WORK INSTRUCTION:
No pictures go into the copy. Write out every line below exactly.

• • • • •

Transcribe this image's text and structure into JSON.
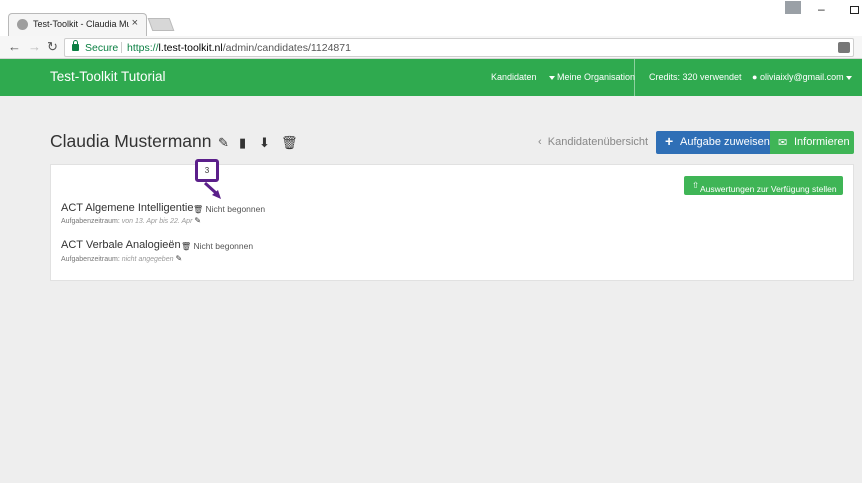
{
  "browser": {
    "tab_title": "Test-Toolkit - Claudia Mu",
    "tab_close": "×",
    "secure_label": "Secure",
    "url_prefix": "https://",
    "url_host": "l.test-toolkit.nl",
    "url_path": "/admin/candidates/1124871"
  },
  "navbar": {
    "brand": "Test-Toolkit Tutorial",
    "kandidaten": "Kandidaten",
    "organisation": "Meine Organisation",
    "credits": "Credits: 320 verwendet",
    "user": "oliviaixly@gmail.com"
  },
  "header": {
    "candidate_name": "Claudia Mustermann",
    "back_link": "Kandidatenübersicht",
    "assign_button": "Aufgabe zuweisen",
    "inform_button": "Informieren"
  },
  "panel": {
    "release_button": "Auswertungen zur Verfügung stellen",
    "tasks": [
      {
        "title": "ACT Algemene Intelligentie",
        "status": "Nicht begonnen",
        "period_label": "Aufgabenzeitraum:",
        "period_value": "von 13. Apr bis 22. Apr"
      },
      {
        "title": "ACT Verbale Analogieën",
        "status": "Nicht begonnen",
        "period_label": "Aufgabenzeitraum:",
        "period_value": "nicht angegeben"
      }
    ]
  },
  "annotation": {
    "marker_number": "3"
  },
  "colors": {
    "navbar": "#2faa4f",
    "primary_button": "#2f6fb6",
    "success_button": "#3fb556",
    "annotation": "#5b1f8a"
  }
}
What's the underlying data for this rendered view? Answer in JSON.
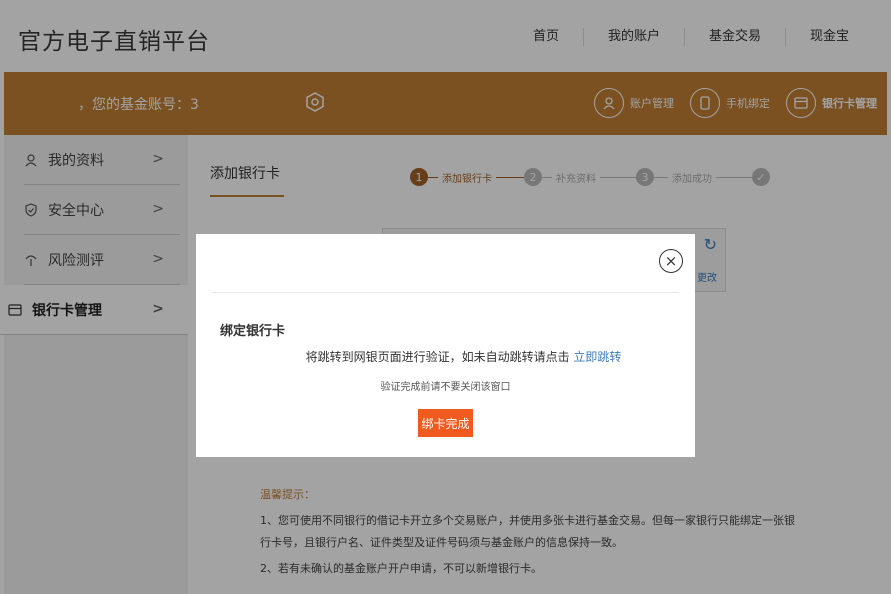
{
  "site": {
    "title": "官方电子直销平台"
  },
  "topnav": [
    {
      "label": "首页"
    },
    {
      "label": "我的账户"
    },
    {
      "label": "基金交易"
    },
    {
      "label": "现金宝"
    }
  ],
  "account_bar": {
    "label": "，您的基金账号：3",
    "links": [
      {
        "label": "账户管理",
        "icon": "user-icon"
      },
      {
        "label": "手机绑定",
        "icon": "phone-icon"
      },
      {
        "label": "银行卡管理",
        "icon": "card-icon"
      }
    ]
  },
  "sidebar": {
    "items": [
      {
        "label": "我的资料",
        "icon": "user-icon"
      },
      {
        "label": "安全中心",
        "icon": "shield-icon"
      },
      {
        "label": "风险测评",
        "icon": "risk-icon"
      },
      {
        "label": "银行卡管理",
        "icon": "card-icon"
      }
    ],
    "chevron": ">"
  },
  "main": {
    "tab": "添加银行卡",
    "steps": [
      {
        "num": "1",
        "label": "添加银行卡"
      },
      {
        "num": "2",
        "label": "补充资料"
      },
      {
        "num": "3",
        "label": "添加成功"
      }
    ],
    "card_modify": "更改"
  },
  "tips": {
    "title": "温馨提示：",
    "items": [
      "1、您可使用不同银行的借记卡开立多个交易账户，并使用多张卡进行基金交易。但每一家银行只能绑定一张银行卡号，且银行户名、证件类型及证件号码须与基金账户的信息保持一致。",
      "2、若有未确认的基金账户开户申请，不可以新增银行卡。"
    ]
  },
  "modal": {
    "title": "绑定银行卡",
    "message": "将跳转到网银页面进行验证，如未自动跳转请点击",
    "link": "立即跳转",
    "sub": "验证完成前请不要关闭该窗口",
    "button": "绑卡完成",
    "close": "×"
  },
  "colors": {
    "brand": "#c07f35",
    "link": "#3b7bbf",
    "button": "#f05a1e"
  }
}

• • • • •

RESULT:
Transcribe this image's text and structure into JSON.
{
  "browser": {
    "tab_title": "Test-Toolkit - Claudia Mu",
    "tab_close": "×",
    "secure_label": "Secure",
    "url_prefix": "https://",
    "url_host": "l.test-toolkit.nl",
    "url_path": "/admin/candidates/1124871"
  },
  "navbar": {
    "brand": "Test-Toolkit Tutorial",
    "kandidaten": "Kandidaten",
    "organisation": "Meine Organisation",
    "credits": "Credits: 320 verwendet",
    "user": "oliviaixly@gmail.com"
  },
  "header": {
    "candidate_name": "Claudia Mustermann",
    "back_link": "Kandidatenübersicht",
    "assign_button": "Aufgabe zuweisen",
    "inform_button": "Informieren"
  },
  "panel": {
    "release_button": "Auswertungen zur Verfügung stellen",
    "tasks": [
      {
        "title": "ACT Algemene Intelligentie",
        "status": "Nicht begonnen",
        "period_label": "Aufgabenzeitraum:",
        "period_value": "von 13. Apr bis 22. Apr"
      },
      {
        "title": "ACT Verbale Analogieën",
        "status": "Nicht begonnen",
        "period_label": "Aufgabenzeitraum:",
        "period_value": "nicht angegeben"
      }
    ]
  },
  "annotation": {
    "marker_number": "3"
  },
  "colors": {
    "navbar": "#2faa4f",
    "primary_button": "#2f6fb6",
    "success_button": "#3fb556",
    "annotation": "#5b1f8a"
  }
}
What's the underlying data for this rendered view? Answer in JSON.
{
  "site": {
    "title": "官方电子直销平台"
  },
  "topnav": [
    {
      "label": "首页"
    },
    {
      "label": "我的账户"
    },
    {
      "label": "基金交易"
    },
    {
      "label": "现金宝"
    }
  ],
  "account_bar": {
    "label": "，您的基金账号：3",
    "links": [
      {
        "label": "账户管理",
        "icon": "user-icon"
      },
      {
        "label": "手机绑定",
        "icon": "phone-icon"
      },
      {
        "label": "银行卡管理",
        "icon": "card-icon"
      }
    ]
  },
  "sidebar": {
    "items": [
      {
        "label": "我的资料",
        "icon": "user-icon"
      },
      {
        "label": "安全中心",
        "icon": "shield-icon"
      },
      {
        "label": "风险测评",
        "icon": "risk-icon"
      },
      {
        "label": "银行卡管理",
        "icon": "card-icon"
      }
    ],
    "chevron": ">"
  },
  "main": {
    "tab": "添加银行卡",
    "steps": [
      {
        "num": "1",
        "label": "添加银行卡"
      },
      {
        "num": "2",
        "label": "补充资料"
      },
      {
        "num": "3",
        "label": "添加成功"
      }
    ],
    "card_modify": "更改"
  },
  "tips": {
    "title": "温馨提示：",
    "items": [
      "1、您可使用不同银行的借记卡开立多个交易账户，并使用多张卡进行基金交易。但每一家银行只能绑定一张银行卡号，且银行户名、证件类型及证件号码须与基金账户的信息保持一致。",
      "2、若有未确认的基金账户开户申请，不可以新增银行卡。"
    ]
  },
  "modal": {
    "title": "绑定银行卡",
    "message": "将跳转到网银页面进行验证，如未自动跳转请点击",
    "link": "立即跳转",
    "sub": "验证完成前请不要关闭该窗口",
    "button": "绑卡完成",
    "close": "×"
  },
  "colors": {
    "brand": "#c07f35",
    "link": "#3b7bbf",
    "button": "#f05a1e"
  }
}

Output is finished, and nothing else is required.